- [What the exercise asks] Set down every entry below exactly as it stands.

- [Material supplied]

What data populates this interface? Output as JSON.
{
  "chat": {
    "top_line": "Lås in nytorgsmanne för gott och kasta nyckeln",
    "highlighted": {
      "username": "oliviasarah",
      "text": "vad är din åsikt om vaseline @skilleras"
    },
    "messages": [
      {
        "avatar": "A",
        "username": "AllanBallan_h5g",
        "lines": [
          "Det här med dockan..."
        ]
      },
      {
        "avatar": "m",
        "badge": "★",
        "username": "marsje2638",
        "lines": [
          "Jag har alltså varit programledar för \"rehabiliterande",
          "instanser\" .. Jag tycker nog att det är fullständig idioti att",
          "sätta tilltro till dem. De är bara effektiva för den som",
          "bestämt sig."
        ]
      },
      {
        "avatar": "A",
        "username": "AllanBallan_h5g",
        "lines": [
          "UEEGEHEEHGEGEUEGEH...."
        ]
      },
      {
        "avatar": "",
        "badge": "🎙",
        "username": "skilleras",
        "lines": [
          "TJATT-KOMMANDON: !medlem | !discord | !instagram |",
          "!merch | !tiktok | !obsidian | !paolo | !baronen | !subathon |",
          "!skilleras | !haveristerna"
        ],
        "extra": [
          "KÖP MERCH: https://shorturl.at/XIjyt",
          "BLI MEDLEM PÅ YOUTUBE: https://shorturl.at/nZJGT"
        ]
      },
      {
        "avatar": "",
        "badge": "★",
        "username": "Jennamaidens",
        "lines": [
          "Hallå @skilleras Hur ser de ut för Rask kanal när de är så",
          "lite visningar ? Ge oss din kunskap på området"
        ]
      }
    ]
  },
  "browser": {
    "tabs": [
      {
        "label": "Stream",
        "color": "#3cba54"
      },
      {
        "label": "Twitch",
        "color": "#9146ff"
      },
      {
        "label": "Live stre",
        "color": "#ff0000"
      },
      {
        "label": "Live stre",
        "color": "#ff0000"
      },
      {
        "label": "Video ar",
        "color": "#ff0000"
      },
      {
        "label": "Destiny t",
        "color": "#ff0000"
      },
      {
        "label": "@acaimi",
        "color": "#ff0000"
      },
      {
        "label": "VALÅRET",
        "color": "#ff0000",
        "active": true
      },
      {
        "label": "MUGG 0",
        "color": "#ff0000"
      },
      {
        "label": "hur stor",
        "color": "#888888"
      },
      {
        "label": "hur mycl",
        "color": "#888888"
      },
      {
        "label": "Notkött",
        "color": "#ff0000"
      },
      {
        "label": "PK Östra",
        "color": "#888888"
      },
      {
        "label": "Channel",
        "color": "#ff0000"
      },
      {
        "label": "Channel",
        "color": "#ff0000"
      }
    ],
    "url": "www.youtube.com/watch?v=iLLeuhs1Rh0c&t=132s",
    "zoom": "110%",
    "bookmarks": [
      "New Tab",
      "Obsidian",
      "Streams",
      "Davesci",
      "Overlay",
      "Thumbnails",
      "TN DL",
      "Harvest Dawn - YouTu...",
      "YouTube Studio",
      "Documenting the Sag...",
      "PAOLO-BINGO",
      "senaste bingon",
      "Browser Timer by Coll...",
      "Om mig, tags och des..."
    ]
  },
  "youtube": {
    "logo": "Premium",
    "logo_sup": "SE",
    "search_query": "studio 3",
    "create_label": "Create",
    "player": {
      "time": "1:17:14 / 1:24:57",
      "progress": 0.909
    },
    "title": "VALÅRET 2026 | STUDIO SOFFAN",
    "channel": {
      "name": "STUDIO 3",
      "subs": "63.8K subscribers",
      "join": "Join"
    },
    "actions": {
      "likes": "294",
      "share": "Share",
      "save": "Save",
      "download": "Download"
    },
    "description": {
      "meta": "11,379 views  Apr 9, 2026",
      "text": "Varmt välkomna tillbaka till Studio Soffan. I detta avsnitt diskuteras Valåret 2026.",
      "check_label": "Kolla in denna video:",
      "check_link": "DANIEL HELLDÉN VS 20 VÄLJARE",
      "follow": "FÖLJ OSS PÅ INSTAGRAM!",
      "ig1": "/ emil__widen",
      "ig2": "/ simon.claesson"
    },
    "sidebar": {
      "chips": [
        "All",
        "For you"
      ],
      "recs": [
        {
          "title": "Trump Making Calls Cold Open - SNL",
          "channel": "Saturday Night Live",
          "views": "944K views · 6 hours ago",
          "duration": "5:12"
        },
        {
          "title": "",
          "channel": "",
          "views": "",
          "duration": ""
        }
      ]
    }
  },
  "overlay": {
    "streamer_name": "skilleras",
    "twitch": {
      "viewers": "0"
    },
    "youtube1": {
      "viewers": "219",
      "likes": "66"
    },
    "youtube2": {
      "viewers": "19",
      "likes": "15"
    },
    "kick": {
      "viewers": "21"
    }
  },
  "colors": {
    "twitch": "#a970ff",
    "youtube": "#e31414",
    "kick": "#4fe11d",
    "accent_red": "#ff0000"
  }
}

- [Reply]
What data populates this interface? Output as JSON.
{
  "chat": {
    "top_line": "Lås in nytorgsmanne för gott och kasta nyckeln",
    "highlighted": {
      "username": "oliviasarah",
      "text": "vad är din åsikt om vaseline @skilleras"
    },
    "messages": [
      {
        "avatar": "A",
        "username": "AllanBallan_h5g",
        "lines": [
          "Det här med dockan..."
        ]
      },
      {
        "avatar": "m",
        "badge": "★",
        "username": "marsje2638",
        "lines": [
          "Jag har alltså varit programledar för \"rehabiliterande",
          "instanser\" .. Jag tycker nog att det är fullständig idioti att",
          "sätta tilltro till dem. De är bara effektiva för den som",
          "bestämt sig."
        ]
      },
      {
        "avatar": "A",
        "username": "AllanBallan_h5g",
        "lines": [
          "UEEGEHEEHGEGEUEGEH...."
        ]
      },
      {
        "avatar": "",
        "badge": "🎙",
        "username": "skilleras",
        "lines": [
          "TJATT-KOMMANDON: !medlem | !discord | !instagram |",
          "!merch | !tiktok | !obsidian | !paolo | !baronen | !subathon |",
          "!skilleras | !haveristerna"
        ],
        "extra": [
          "KÖP MERCH: https://shorturl.at/XIjyt",
          "BLI MEDLEM PÅ YOUTUBE: https://shorturl.at/nZJGT"
        ]
      },
      {
        "avatar": "",
        "badge": "★",
        "username": "Jennamaidens",
        "lines": [
          "Hallå @skilleras Hur ser de ut för Rask kanal när de är så",
          "lite visningar ? Ge oss din kunskap på området"
        ]
      }
    ]
  },
  "browser": {
    "tabs": [
      {
        "label": "Stream",
        "color": "#3cba54"
      },
      {
        "label": "Twitch",
        "color": "#9146ff"
      },
      {
        "label": "Live stre",
        "color": "#ff0000"
      },
      {
        "label": "Live stre",
        "color": "#ff0000"
      },
      {
        "label": "Video ar",
        "color": "#ff0000"
      },
      {
        "label": "Destiny t",
        "color": "#ff0000"
      },
      {
        "label": "@acaimi",
        "color": "#ff0000"
      },
      {
        "label": "VALÅRET",
        "color": "#ff0000",
        "active": true
      },
      {
        "label": "MUGG 0",
        "color": "#ff0000"
      },
      {
        "label": "hur stor",
        "color": "#888888"
      },
      {
        "label": "hur mycl",
        "color": "#888888"
      },
      {
        "label": "Notkött",
        "color": "#ff0000"
      },
      {
        "label": "PK Östra",
        "color": "#888888"
      },
      {
        "label": "Channel",
        "color": "#ff0000"
      },
      {
        "label": "Channel",
        "color": "#ff0000"
      }
    ],
    "url": "www.youtube.com/watch?v=iLLeuhs1Rh0c&t=132s",
    "zoom": "110%",
    "bookmarks": [
      "New Tab",
      "Obsidian",
      "Streams",
      "Davesci",
      "Overlay",
      "Thumbnails",
      "TN DL",
      "Harvest Dawn - YouTu...",
      "YouTube Studio",
      "Documenting the Sag...",
      "PAOLO-BINGO",
      "senaste bingon",
      "Browser Timer by Coll...",
      "Om mig, tags och des..."
    ]
  },
  "youtube": {
    "logo": "Premium",
    "logo_sup": "SE",
    "search_query": "studio 3",
    "create_label": "Create",
    "player": {
      "time": "1:17:14 / 1:24:57",
      "progress": 0.909
    },
    "title": "VALÅRET 2026 | STUDIO SOFFAN",
    "channel": {
      "name": "STUDIO 3",
      "subs": "63.8K subscribers",
      "join": "Join"
    },
    "actions": {
      "likes": "294",
      "share": "Share",
      "save": "Save",
      "download": "Download"
    },
    "description": {
      "meta": "11,379 views  Apr 9, 2026",
      "text": "Varmt välkomna tillbaka till Studio Soffan. I detta avsnitt diskuteras Valåret 2026.",
      "check_label": "Kolla in denna video:",
      "check_link": "DANIEL HELLDÉN VS 20 VÄLJARE",
      "follow": "FÖLJ OSS PÅ INSTAGRAM!",
      "ig1": "/ emil__widen",
      "ig2": "/ simon.claesson"
    },
    "sidebar": {
      "chips": [
        "All",
        "For you"
      ],
      "recs": [
        {
          "title": "Trump Making Calls Cold Open - SNL",
          "channel": "Saturday Night Live",
          "views": "944K views · 6 hours ago",
          "duration": "5:12"
        },
        {
          "title": "",
          "channel": "",
          "views": "",
          "duration": ""
        }
      ]
    }
  },
  "overlay": {
    "streamer_name": "skilleras",
    "twitch": {
      "viewers": "0"
    },
    "youtube1": {
      "viewers": "219",
      "likes": "66"
    },
    "youtube2": {
      "viewers": "19",
      "likes": "15"
    },
    "kick": {
      "viewers": "21"
    }
  },
  "colors": {
    "twitch": "#a970ff",
    "youtube": "#e31414",
    "kick": "#4fe11d",
    "accent_red": "#ff0000"
  }
}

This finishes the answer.